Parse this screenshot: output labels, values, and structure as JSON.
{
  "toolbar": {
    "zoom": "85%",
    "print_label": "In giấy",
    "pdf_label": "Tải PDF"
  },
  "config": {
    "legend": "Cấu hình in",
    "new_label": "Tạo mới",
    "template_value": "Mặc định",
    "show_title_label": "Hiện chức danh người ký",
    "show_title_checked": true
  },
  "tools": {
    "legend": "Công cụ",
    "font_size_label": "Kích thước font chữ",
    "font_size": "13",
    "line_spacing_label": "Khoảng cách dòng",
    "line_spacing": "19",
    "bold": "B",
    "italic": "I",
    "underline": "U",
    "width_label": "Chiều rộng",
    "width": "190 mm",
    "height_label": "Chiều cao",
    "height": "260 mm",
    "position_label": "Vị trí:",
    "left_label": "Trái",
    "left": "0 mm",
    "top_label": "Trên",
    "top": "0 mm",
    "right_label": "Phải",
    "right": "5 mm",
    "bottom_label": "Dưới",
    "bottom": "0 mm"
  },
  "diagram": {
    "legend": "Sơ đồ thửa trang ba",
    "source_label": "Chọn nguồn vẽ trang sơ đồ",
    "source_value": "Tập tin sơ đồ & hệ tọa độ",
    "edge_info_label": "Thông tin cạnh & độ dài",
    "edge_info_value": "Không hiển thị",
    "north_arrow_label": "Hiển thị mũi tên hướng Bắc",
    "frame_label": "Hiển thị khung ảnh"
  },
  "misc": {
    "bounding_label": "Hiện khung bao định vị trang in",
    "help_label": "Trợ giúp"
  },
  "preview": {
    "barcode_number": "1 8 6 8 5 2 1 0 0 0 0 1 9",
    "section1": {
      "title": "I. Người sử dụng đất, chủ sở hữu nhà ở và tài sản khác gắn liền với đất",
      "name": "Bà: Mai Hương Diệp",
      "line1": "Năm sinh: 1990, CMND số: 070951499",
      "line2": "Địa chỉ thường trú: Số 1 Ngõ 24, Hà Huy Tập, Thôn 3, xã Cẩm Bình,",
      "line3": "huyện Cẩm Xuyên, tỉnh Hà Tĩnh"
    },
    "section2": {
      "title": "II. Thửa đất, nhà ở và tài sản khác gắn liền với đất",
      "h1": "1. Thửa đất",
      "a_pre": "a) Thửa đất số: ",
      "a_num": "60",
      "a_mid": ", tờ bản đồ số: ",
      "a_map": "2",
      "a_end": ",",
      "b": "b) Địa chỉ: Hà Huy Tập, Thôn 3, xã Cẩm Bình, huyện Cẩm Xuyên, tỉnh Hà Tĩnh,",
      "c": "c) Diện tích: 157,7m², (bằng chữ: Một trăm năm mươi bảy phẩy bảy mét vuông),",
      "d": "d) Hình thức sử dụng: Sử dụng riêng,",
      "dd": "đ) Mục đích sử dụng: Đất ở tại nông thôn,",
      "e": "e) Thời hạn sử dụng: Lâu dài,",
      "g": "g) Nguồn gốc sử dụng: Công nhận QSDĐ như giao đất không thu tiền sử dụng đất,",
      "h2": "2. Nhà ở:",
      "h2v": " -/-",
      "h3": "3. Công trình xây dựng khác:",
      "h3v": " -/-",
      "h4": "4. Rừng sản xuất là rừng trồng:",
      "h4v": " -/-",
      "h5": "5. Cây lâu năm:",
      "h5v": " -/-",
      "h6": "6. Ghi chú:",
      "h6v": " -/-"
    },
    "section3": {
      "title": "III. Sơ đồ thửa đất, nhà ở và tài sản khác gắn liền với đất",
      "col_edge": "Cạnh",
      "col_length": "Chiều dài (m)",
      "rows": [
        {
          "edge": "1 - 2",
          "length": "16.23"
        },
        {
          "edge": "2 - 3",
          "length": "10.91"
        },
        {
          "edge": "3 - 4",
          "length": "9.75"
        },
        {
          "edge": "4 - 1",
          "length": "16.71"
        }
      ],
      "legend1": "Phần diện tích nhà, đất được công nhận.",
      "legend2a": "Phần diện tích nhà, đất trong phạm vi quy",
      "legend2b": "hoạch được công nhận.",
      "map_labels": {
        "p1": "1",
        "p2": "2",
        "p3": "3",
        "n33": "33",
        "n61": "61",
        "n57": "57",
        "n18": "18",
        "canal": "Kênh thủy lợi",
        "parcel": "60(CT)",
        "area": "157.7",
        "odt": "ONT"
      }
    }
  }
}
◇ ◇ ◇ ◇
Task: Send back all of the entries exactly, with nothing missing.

Written solution:
Parse this screenshot: output labels, values, and structure as JSON.
{
  "toolbar": {
    "zoom": "85%",
    "print_label": "In giấy",
    "pdf_label": "Tải PDF"
  },
  "config": {
    "legend": "Cấu hình in",
    "new_label": "Tạo mới",
    "template_value": "Mặc định",
    "show_title_label": "Hiện chức danh người ký",
    "show_title_checked": true
  },
  "tools": {
    "legend": "Công cụ",
    "font_size_label": "Kích thước font chữ",
    "font_size": "13",
    "line_spacing_label": "Khoảng cách dòng",
    "line_spacing": "19",
    "bold": "B",
    "italic": "I",
    "underline": "U",
    "width_label": "Chiều rộng",
    "width": "190 mm",
    "height_label": "Chiều cao",
    "height": "260 mm",
    "position_label": "Vị trí:",
    "left_label": "Trái",
    "left": "0 mm",
    "top_label": "Trên",
    "top": "0 mm",
    "right_label": "Phải",
    "right": "5 mm",
    "bottom_label": "Dưới",
    "bottom": "0 mm"
  },
  "diagram": {
    "legend": "Sơ đồ thửa trang ba",
    "source_label": "Chọn nguồn vẽ trang sơ đồ",
    "source_value": "Tập tin sơ đồ & hệ tọa độ",
    "edge_info_label": "Thông tin cạnh & độ dài",
    "edge_info_value": "Không hiển thị",
    "north_arrow_label": "Hiển thị mũi tên hướng Bắc",
    "frame_label": "Hiển thị khung ảnh"
  },
  "misc": {
    "bounding_label": "Hiện khung bao định vị trang in",
    "help_label": "Trợ giúp"
  },
  "preview": {
    "barcode_number": "1 8 6 8 5 2 1 0 0 0 0 1 9",
    "section1": {
      "title": "I. Người sử dụng đất, chủ sở hữu nhà ở và tài sản khác gắn liền với đất",
      "name": "Bà: Mai Hương Diệp",
      "line1": "Năm sinh: 1990, CMND số: 070951499",
      "line2": "Địa chỉ thường trú: Số 1 Ngõ 24, Hà Huy Tập, Thôn 3, xã Cẩm Bình,",
      "line3": "huyện Cẩm Xuyên, tỉnh Hà Tĩnh"
    },
    "section2": {
      "title": "II. Thửa đất, nhà ở và tài sản khác gắn liền với đất",
      "h1": "1. Thửa đất",
      "a_pre": "a) Thửa đất số: ",
      "a_num": "60",
      "a_mid": ", tờ bản đồ số: ",
      "a_map": "2",
      "a_end": ",",
      "b": "b) Địa chỉ: Hà Huy Tập, Thôn 3, xã Cẩm Bình, huyện Cẩm Xuyên, tỉnh Hà Tĩnh,",
      "c": "c) Diện tích: 157,7m², (bằng chữ: Một trăm năm mươi bảy phẩy bảy mét vuông),",
      "d": "d) Hình thức sử dụng: Sử dụng riêng,",
      "dd": "đ) Mục đích sử dụng: Đất ở tại nông thôn,",
      "e": "e) Thời hạn sử dụng: Lâu dài,",
      "g": "g) Nguồn gốc sử dụng: Công nhận QSDĐ như giao đất không thu tiền sử dụng đất,",
      "h2": "2. Nhà ở:",
      "h2v": " -/-",
      "h3": "3. Công trình xây dựng khác:",
      "h3v": " -/-",
      "h4": "4. Rừng sản xuất là rừng trồng:",
      "h4v": " -/-",
      "h5": "5. Cây lâu năm:",
      "h5v": " -/-",
      "h6": "6. Ghi chú:",
      "h6v": " -/-"
    },
    "section3": {
      "title": "III. Sơ đồ thửa đất, nhà ở và tài sản khác gắn liền với đất",
      "col_edge": "Cạnh",
      "col_length": "Chiều dài (m)",
      "rows": [
        {
          "edge": "1 - 2",
          "length": "16.23"
        },
        {
          "edge": "2 - 3",
          "length": "10.91"
        },
        {
          "edge": "3 - 4",
          "length": "9.75"
        },
        {
          "edge": "4 - 1",
          "length": "16.71"
        }
      ],
      "legend1": "Phần diện tích nhà, đất được công nhận.",
      "legend2a": "Phần diện tích nhà, đất trong phạm vi quy",
      "legend2b": "hoạch được công nhận.",
      "map_labels": {
        "p1": "1",
        "p2": "2",
        "p3": "3",
        "n33": "33",
        "n61": "61",
        "n57": "57",
        "n18": "18",
        "canal": "Kênh thủy lợi",
        "parcel": "60(CT)",
        "area": "157.7",
        "odt": "ONT"
      }
    }
  }
}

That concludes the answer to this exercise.